Excerpts from an interface dataset:

== Segment start ==

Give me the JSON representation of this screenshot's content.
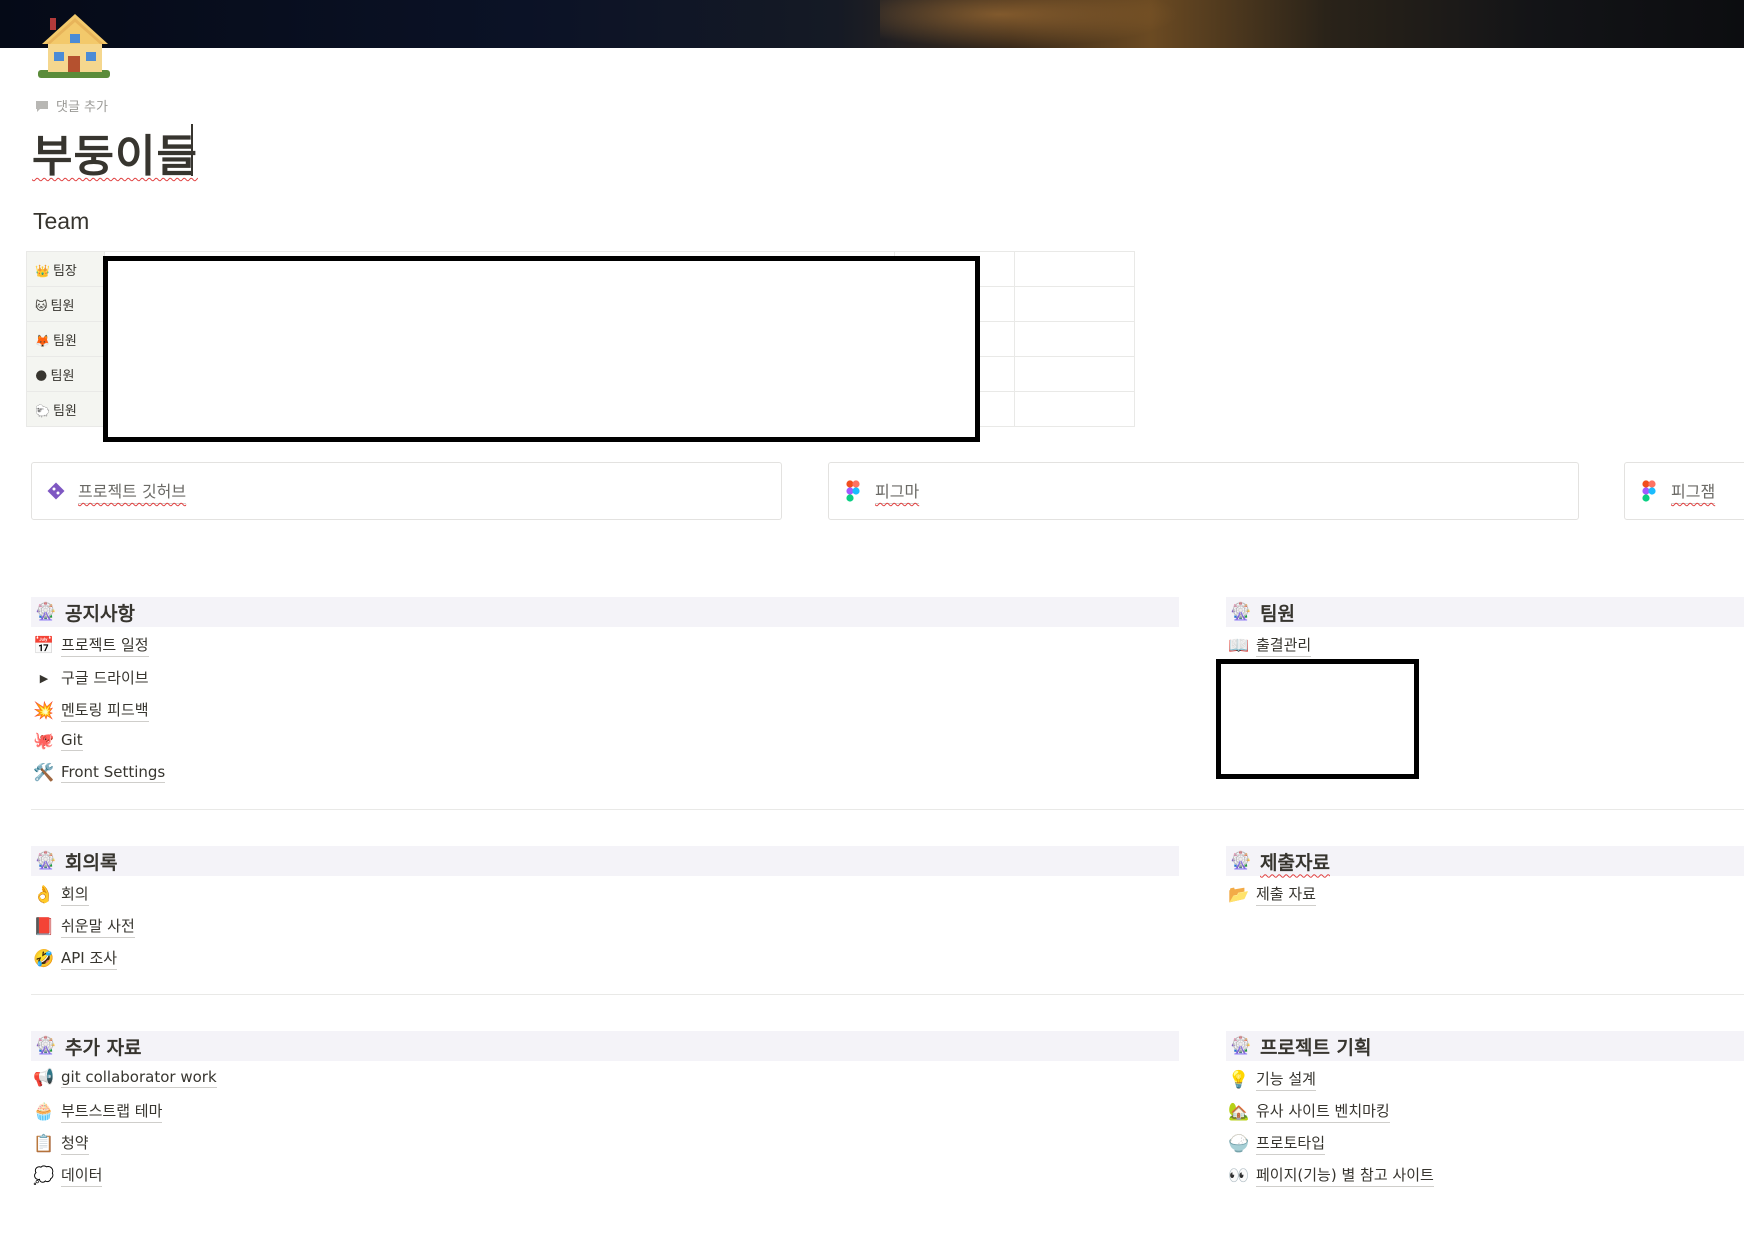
{
  "page": {
    "icon": "house-icon",
    "add_comment": "댓글 추가",
    "title": "부둥이들"
  },
  "team": {
    "heading": "Team",
    "rows": [
      {
        "emoji": "👑",
        "role": "팀장"
      },
      {
        "emoji": "🐱",
        "role": "팀원"
      },
      {
        "emoji": "🦊",
        "role": "팀원"
      },
      {
        "emoji": "🌑",
        "role": "팀원"
      },
      {
        "emoji": "🐑",
        "role": "팀원"
      }
    ]
  },
  "links": [
    {
      "label": "프로젝트 깃허브",
      "icon": "git-icon"
    },
    {
      "label": "피그마",
      "icon": "figma-icon"
    },
    {
      "label": "피그잼",
      "icon": "figma-icon"
    }
  ],
  "sections": {
    "notice": {
      "title": "공지사항",
      "items": [
        {
          "emoji": "📅",
          "label": "프로젝트 일정"
        },
        {
          "emoji": "▶",
          "label": "구글 드라이브"
        },
        {
          "emoji": "💥",
          "label": "멘토링 피드백"
        },
        {
          "emoji": "🐙",
          "label": "Git"
        },
        {
          "emoji": "🛠️",
          "label": "Front Settings"
        }
      ]
    },
    "members": {
      "title": "팀원",
      "items": [
        {
          "emoji": "📖",
          "label": "출결관리"
        }
      ]
    },
    "minutes": {
      "title": "회의록",
      "items": [
        {
          "emoji": "👌",
          "label": "회의"
        },
        {
          "emoji": "📕",
          "label": "쉬운말 사전"
        },
        {
          "emoji": "🤣",
          "label": "API 조사"
        }
      ]
    },
    "submissions": {
      "title": "제출자료",
      "items": [
        {
          "emoji": "📂",
          "label": "제출 자료"
        }
      ]
    },
    "extra": {
      "title": "추가 자료",
      "items": [
        {
          "emoji": "📢",
          "label": "git collaborator work"
        },
        {
          "emoji": "🧁",
          "label": "부트스트랩 테마"
        },
        {
          "emoji": "📋",
          "label": "청약"
        },
        {
          "emoji": "💭",
          "label": "데이터"
        }
      ]
    },
    "planning": {
      "title": "프로젝트 기획",
      "items": [
        {
          "emoji": "💡",
          "label": "기능 설계"
        },
        {
          "emoji": "🏡",
          "label": "유사 사이트 벤치마킹"
        },
        {
          "emoji": "🍚",
          "label": "프로토타입"
        },
        {
          "emoji": "👀",
          "label": "페이지(기능) 별 참고 사이트"
        }
      ]
    },
    "section_icon": "ferris-wheel-icon"
  }
}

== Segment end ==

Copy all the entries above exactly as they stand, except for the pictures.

Give me the JSON representation of this screenshot's content.
{
  "page": {
    "icon": "house-icon",
    "add_comment": "댓글 추가",
    "title": "부둥이들"
  },
  "team": {
    "heading": "Team",
    "rows": [
      {
        "emoji": "👑",
        "role": "팀장"
      },
      {
        "emoji": "🐱",
        "role": "팀원"
      },
      {
        "emoji": "🦊",
        "role": "팀원"
      },
      {
        "emoji": "🌑",
        "role": "팀원"
      },
      {
        "emoji": "🐑",
        "role": "팀원"
      }
    ]
  },
  "links": [
    {
      "label": "프로젝트 깃허브",
      "icon": "git-icon"
    },
    {
      "label": "피그마",
      "icon": "figma-icon"
    },
    {
      "label": "피그잼",
      "icon": "figma-icon"
    }
  ],
  "sections": {
    "notice": {
      "title": "공지사항",
      "items": [
        {
          "emoji": "📅",
          "label": "프로젝트 일정"
        },
        {
          "emoji": "▶",
          "label": "구글 드라이브"
        },
        {
          "emoji": "💥",
          "label": "멘토링 피드백"
        },
        {
          "emoji": "🐙",
          "label": "Git"
        },
        {
          "emoji": "🛠️",
          "label": "Front Settings"
        }
      ]
    },
    "members": {
      "title": "팀원",
      "items": [
        {
          "emoji": "📖",
          "label": "출결관리"
        }
      ]
    },
    "minutes": {
      "title": "회의록",
      "items": [
        {
          "emoji": "👌",
          "label": "회의"
        },
        {
          "emoji": "📕",
          "label": "쉬운말 사전"
        },
        {
          "emoji": "🤣",
          "label": "API 조사"
        }
      ]
    },
    "submissions": {
      "title": "제출자료",
      "items": [
        {
          "emoji": "📂",
          "label": "제출 자료"
        }
      ]
    },
    "extra": {
      "title": "추가 자료",
      "items": [
        {
          "emoji": "📢",
          "label": "git collaborator work"
        },
        {
          "emoji": "🧁",
          "label": "부트스트랩 테마"
        },
        {
          "emoji": "📋",
          "label": "청약"
        },
        {
          "emoji": "💭",
          "label": "데이터"
        }
      ]
    },
    "planning": {
      "title": "프로젝트 기획",
      "items": [
        {
          "emoji": "💡",
          "label": "기능 설계"
        },
        {
          "emoji": "🏡",
          "label": "유사 사이트 벤치마킹"
        },
        {
          "emoji": "🍚",
          "label": "프로토타입"
        },
        {
          "emoji": "👀",
          "label": "페이지(기능) 별 참고 사이트"
        }
      ]
    },
    "section_icon": "ferris-wheel-icon"
  }
}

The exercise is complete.